### What is needed
State the number of lines in the following data that contain the string "kind", and nothing else.

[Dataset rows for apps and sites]
BEGIN

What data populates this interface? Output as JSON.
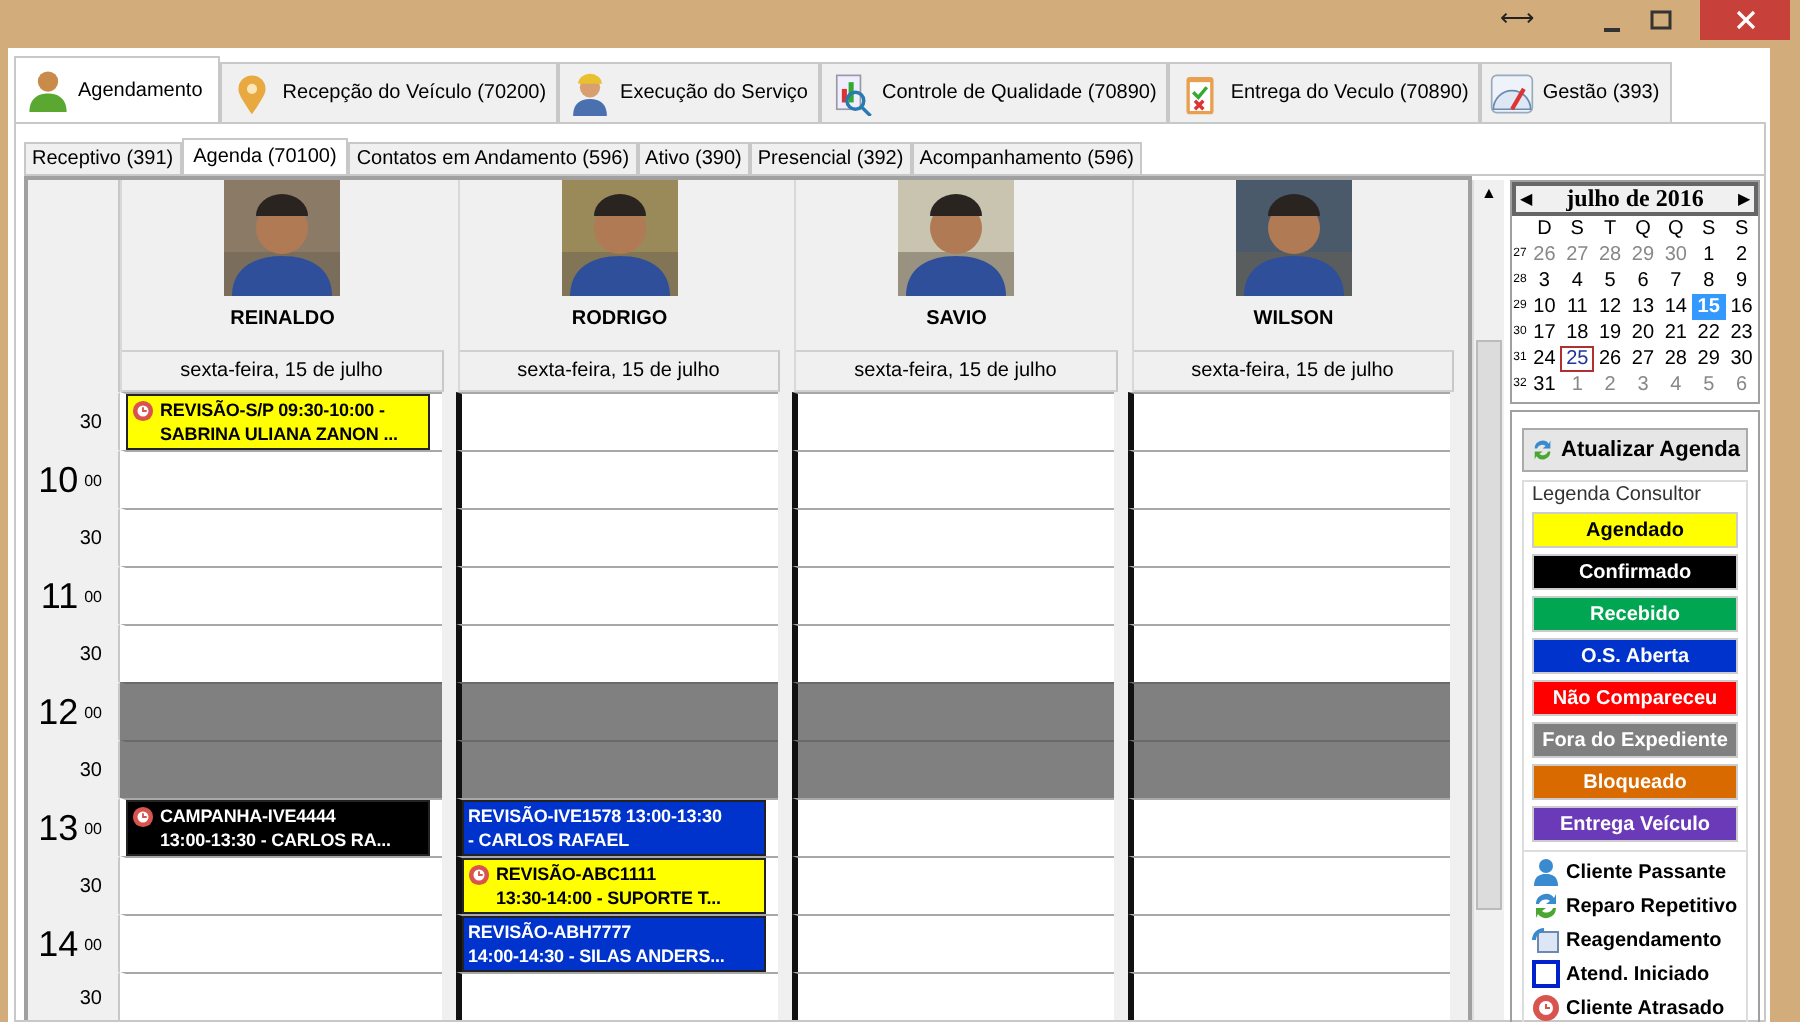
{
  "window": {
    "resize": "⟷"
  },
  "main_tabs": [
    {
      "label": "Agendamento",
      "selected": true
    },
    {
      "label": "Recepção do Veículo (70200)",
      "selected": false
    },
    {
      "label": "Execução do Serviço",
      "selected": false
    },
    {
      "label": "Controle de Qualidade (70890)",
      "selected": false
    },
    {
      "label": "Entrega do Veculo (70890)",
      "selected": false
    },
    {
      "label": "Gestão (393)",
      "selected": false
    }
  ],
  "scroll_up": "▲",
  "sub_tabs": [
    {
      "label": "Receptivo (391)",
      "selected": false
    },
    {
      "label": "Agenda (70100)",
      "selected": true
    },
    {
      "label": "Contatos em Andamento (596)",
      "selected": false
    },
    {
      "label": "Ativo (390)",
      "selected": false
    },
    {
      "label": "Presencial (392)",
      "selected": false
    },
    {
      "label": "Acompanhamento (596)",
      "selected": false
    }
  ],
  "consultants": [
    {
      "name": "REINALDO",
      "date": "sexta-feira, 15 de julho"
    },
    {
      "name": "RODRIGO",
      "date": "sexta-feira, 15 de julho"
    },
    {
      "name": "SAVIO",
      "date": "sexta-feira, 15 de julho"
    },
    {
      "name": "WILSON",
      "date": "sexta-feira, 15 de julho"
    }
  ],
  "rows": [
    {
      "minute": "30",
      "blocked": false,
      "cells": [
        [
          {
            "color": "#ffff00",
            "late": true,
            "lines": [
              "REVISÃO-S/P 09:30-10:00 -",
              "SABRINA ULIANA ZANON ..."
            ]
          }
        ],
        [],
        [],
        []
      ]
    },
    {
      "hour": "10",
      "minute": "00",
      "blocked": false,
      "cells": [
        [],
        [],
        [],
        []
      ]
    },
    {
      "minute": "30",
      "blocked": false,
      "cells": [
        [],
        [],
        [],
        []
      ]
    },
    {
      "hour": "11",
      "minute": "00",
      "blocked": false,
      "cells": [
        [],
        [],
        [],
        []
      ]
    },
    {
      "minute": "30",
      "blocked": false,
      "cells": [
        [],
        [],
        [],
        []
      ]
    },
    {
      "hour": "12",
      "minute": "00",
      "blocked": true,
      "cells": [
        [],
        [],
        [],
        []
      ]
    },
    {
      "minute": "30",
      "blocked": true,
      "cells": [
        [],
        [],
        [],
        []
      ]
    },
    {
      "hour": "13",
      "minute": "00",
      "blocked": false,
      "cells": [
        [
          {
            "color": "#000000",
            "late": true,
            "lines": [
              "CAMPANHA-IVE4444",
              "13:00-13:30 - CARLOS RA..."
            ]
          }
        ],
        [
          {
            "color": "#0033cc",
            "late": false,
            "lines": [
              "REVISÃO-IVE1578 13:00-13:30",
              "- CARLOS RAFAEL"
            ]
          }
        ],
        [],
        []
      ]
    },
    {
      "minute": "30",
      "blocked": false,
      "cells": [
        [],
        [
          {
            "color": "#ffff00",
            "late": true,
            "lines": [
              "REVISÃO-ABC1111",
              "13:30-14:00 - SUPORTE T..."
            ]
          }
        ],
        [],
        []
      ]
    },
    {
      "hour": "14",
      "minute": "00",
      "blocked": false,
      "cells": [
        [],
        [
          {
            "color": "#0033cc",
            "late": false,
            "lines": [
              "REVISÃO-ABH7777",
              "14:00-14:30 - SILAS ANDERS..."
            ]
          }
        ],
        [],
        []
      ]
    },
    {
      "minute": "30",
      "blocked": false,
      "cells": [
        [],
        [],
        [],
        []
      ]
    }
  ],
  "calendar": {
    "prev": "◀",
    "title": "julho de 2016",
    "next": "▶",
    "weekdays": [
      "D",
      "S",
      "T",
      "Q",
      "Q",
      "S",
      "S"
    ],
    "weeks": [
      {
        "week": "27",
        "days": [
          {
            "d": "26",
            "outside": true,
            "selected": false,
            "today": false
          },
          {
            "d": "27",
            "outside": true,
            "selected": false,
            "today": false
          },
          {
            "d": "28",
            "outside": true,
            "selected": false,
            "today": false
          },
          {
            "d": "29",
            "outside": true,
            "selected": false,
            "today": false
          },
          {
            "d": "30",
            "outside": true,
            "selected": false,
            "today": false
          },
          {
            "d": "1",
            "outside": false,
            "selected": false,
            "today": false
          },
          {
            "d": "2",
            "outside": false,
            "selected": false,
            "today": false
          }
        ]
      },
      {
        "week": "28",
        "days": [
          {
            "d": "3",
            "outside": false,
            "selected": false,
            "today": false
          },
          {
            "d": "4",
            "outside": false,
            "selected": false,
            "today": false
          },
          {
            "d": "5",
            "outside": false,
            "selected": false,
            "today": false
          },
          {
            "d": "6",
            "outside": false,
            "selected": false,
            "today": false
          },
          {
            "d": "7",
            "outside": false,
            "selected": false,
            "today": false
          },
          {
            "d": "8",
            "outside": false,
            "selected": false,
            "today": false
          },
          {
            "d": "9",
            "outside": false,
            "selected": false,
            "today": false
          }
        ]
      },
      {
        "week": "29",
        "days": [
          {
            "d": "10",
            "outside": false,
            "selected": false,
            "today": false
          },
          {
            "d": "11",
            "outside": false,
            "selected": false,
            "today": false
          },
          {
            "d": "12",
            "outside": false,
            "selected": false,
            "today": false
          },
          {
            "d": "13",
            "outside": false,
            "selected": false,
            "today": false
          },
          {
            "d": "14",
            "outside": false,
            "selected": false,
            "today": false
          },
          {
            "d": "15",
            "outside": false,
            "selected": true,
            "today": false
          },
          {
            "d": "16",
            "outside": false,
            "selected": false,
            "today": false
          }
        ]
      },
      {
        "week": "30",
        "days": [
          {
            "d": "17",
            "outside": false,
            "selected": false,
            "today": false
          },
          {
            "d": "18",
            "outside": false,
            "selected": false,
            "today": false
          },
          {
            "d": "19",
            "outside": false,
            "selected": false,
            "today": false
          },
          {
            "d": "20",
            "outside": false,
            "selected": false,
            "today": false
          },
          {
            "d": "21",
            "outside": false,
            "selected": false,
            "today": false
          },
          {
            "d": "22",
            "outside": false,
            "selected": false,
            "today": false
          },
          {
            "d": "23",
            "outside": false,
            "selected": false,
            "today": false
          }
        ]
      },
      {
        "week": "31",
        "days": [
          {
            "d": "24",
            "outside": false,
            "selected": false,
            "today": false
          },
          {
            "d": "25",
            "outside": false,
            "selected": false,
            "today": true
          },
          {
            "d": "26",
            "outside": false,
            "selected": false,
            "today": false
          },
          {
            "d": "27",
            "outside": false,
            "selected": false,
            "today": false
          },
          {
            "d": "28",
            "outside": false,
            "selected": false,
            "today": false
          },
          {
            "d": "29",
            "outside": false,
            "selected": false,
            "today": false
          },
          {
            "d": "30",
            "outside": false,
            "selected": false,
            "today": false
          }
        ]
      },
      {
        "week": "32",
        "days": [
          {
            "d": "31",
            "outside": false,
            "selected": false,
            "today": false
          },
          {
            "d": "1",
            "outside": true,
            "selected": false,
            "today": false
          },
          {
            "d": "2",
            "outside": true,
            "selected": false,
            "today": false
          },
          {
            "d": "3",
            "outside": true,
            "selected": false,
            "today": false
          },
          {
            "d": "4",
            "outside": true,
            "selected": false,
            "today": false
          },
          {
            "d": "5",
            "outside": true,
            "selected": false,
            "today": false
          },
          {
            "d": "6",
            "outside": true,
            "selected": false,
            "today": false
          }
        ]
      }
    ]
  },
  "refresh_button": "Atualizar Agenda",
  "legend": {
    "title": "Legenda Consultor",
    "statuses": [
      {
        "label": "Agendado",
        "color": "#ffff00"
      },
      {
        "label": "Confirmado",
        "color": "#000000"
      },
      {
        "label": "Recebido",
        "color": "#00a651"
      },
      {
        "label": "O.S. Aberta",
        "color": "#0033cc"
      },
      {
        "label": "Não Compareceu",
        "color": "#ff0000"
      },
      {
        "label": "Fora do Expediente",
        "color": "#808080"
      },
      {
        "label": "Bloqueado",
        "color": "#d96a00"
      },
      {
        "label": "Entrega Veículo",
        "color": "#6a3ab8"
      }
    ],
    "markers": [
      {
        "kind": "person",
        "label": "Cliente Passante"
      },
      {
        "kind": "repeat",
        "label": "Reparo Repetitivo"
      },
      {
        "kind": "reschedule",
        "label": "Reagendamento"
      },
      {
        "kind": "square",
        "label": "Atend. Iniciado"
      },
      {
        "kind": "late",
        "label": "Cliente Atrasado"
      }
    ]
  }
}
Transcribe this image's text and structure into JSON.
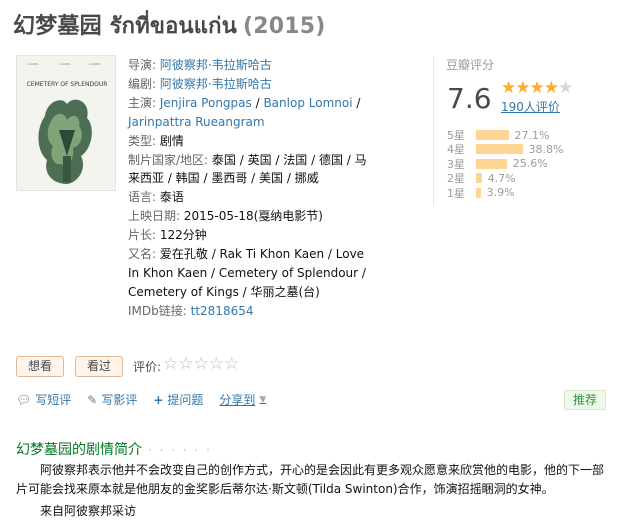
{
  "title": {
    "main": "幻梦墓园 รักที่ขอนแก่น",
    "year": "(2015)"
  },
  "poster": {
    "alt_text": "CEMETERY OF SPLENDOUR"
  },
  "info": {
    "director": {
      "label": "导演:",
      "value": "阿彼察邦·韦拉斯哈古"
    },
    "writer": {
      "label": "编剧:",
      "value": "阿彼察邦·韦拉斯哈古"
    },
    "cast": {
      "label": "主演:",
      "names": [
        "Jenjira Pongpas",
        "Banlop Lomnoi",
        "Jarinpattra Rueangram"
      ]
    },
    "genre": {
      "label": "类型:",
      "value": "剧情"
    },
    "country": {
      "label": "制片国家/地区:",
      "value": "泰国 / 英国 / 法国 / 德国 / 马来西亚 / 韩国 / 墨西哥 / 美国 / 挪威"
    },
    "language": {
      "label": "语言:",
      "value": "泰语"
    },
    "release": {
      "label": "上映日期:",
      "value": "2015-05-18(戛纳电影节)"
    },
    "runtime": {
      "label": "片长:",
      "value": "122分钟"
    },
    "aka": {
      "label": "又名:",
      "value": "爱在孔敬 / Rak Ti Khon Kaen / Love In Khon Kaen / Cemetery of Splendour / Cemetery of Kings / 华丽之墓(台)"
    },
    "imdb": {
      "label": "IMDb链接:",
      "value": "tt2818654"
    }
  },
  "rating": {
    "label": "豆瓣评分",
    "score": "7.6",
    "stars_filled": 4,
    "stars_total": 5,
    "votes": "190人评价",
    "distribution": [
      {
        "star": "5星",
        "pct": "27.1%",
        "value": 27.1
      },
      {
        "star": "4星",
        "pct": "38.8%",
        "value": 38.8
      },
      {
        "star": "3星",
        "pct": "25.6%",
        "value": 25.6
      },
      {
        "star": "2星",
        "pct": "4.7%",
        "value": 4.7
      },
      {
        "star": "1星",
        "pct": "3.9%",
        "value": 3.9
      }
    ],
    "bar_color": "#ffd596"
  },
  "actions": {
    "want": "想看",
    "seen": "看过",
    "rate_label": "评价:",
    "user_stars_total": 5
  },
  "tools": {
    "short_review": "写短评",
    "review": "写影评",
    "question": "提问题",
    "share": "分享到",
    "recommend": "推荐"
  },
  "summary": {
    "heading": "幻梦墓园的剧情简介",
    "dots": "· · · · · ·",
    "text": "阿彼察邦表示他并不会改变自己的创作方式，开心的是会因此有更多观众愿意来欣赏他的电影，他的下一部片可能会找来原本就是他朋友的金奖影后蒂尔达·斯文顿(Tilda Swinton)合作，饰演招摇睏洞的女神。",
    "source": "来自阿彼察邦采访"
  }
}
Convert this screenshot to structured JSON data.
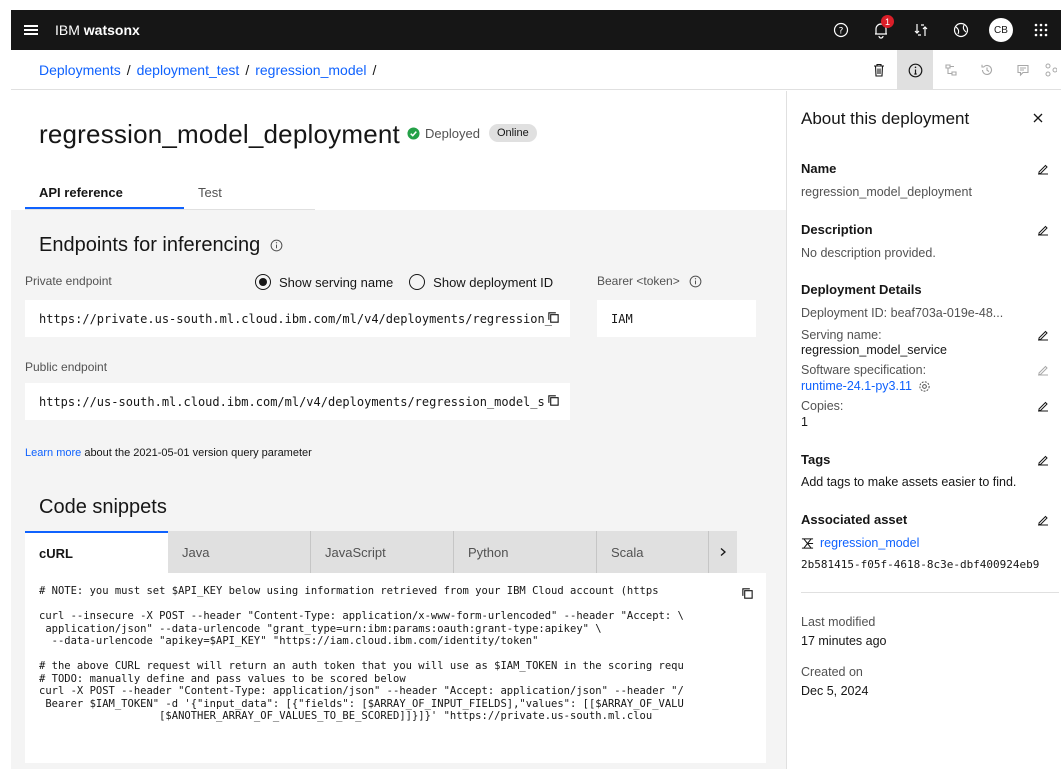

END

### Response to the exercise
5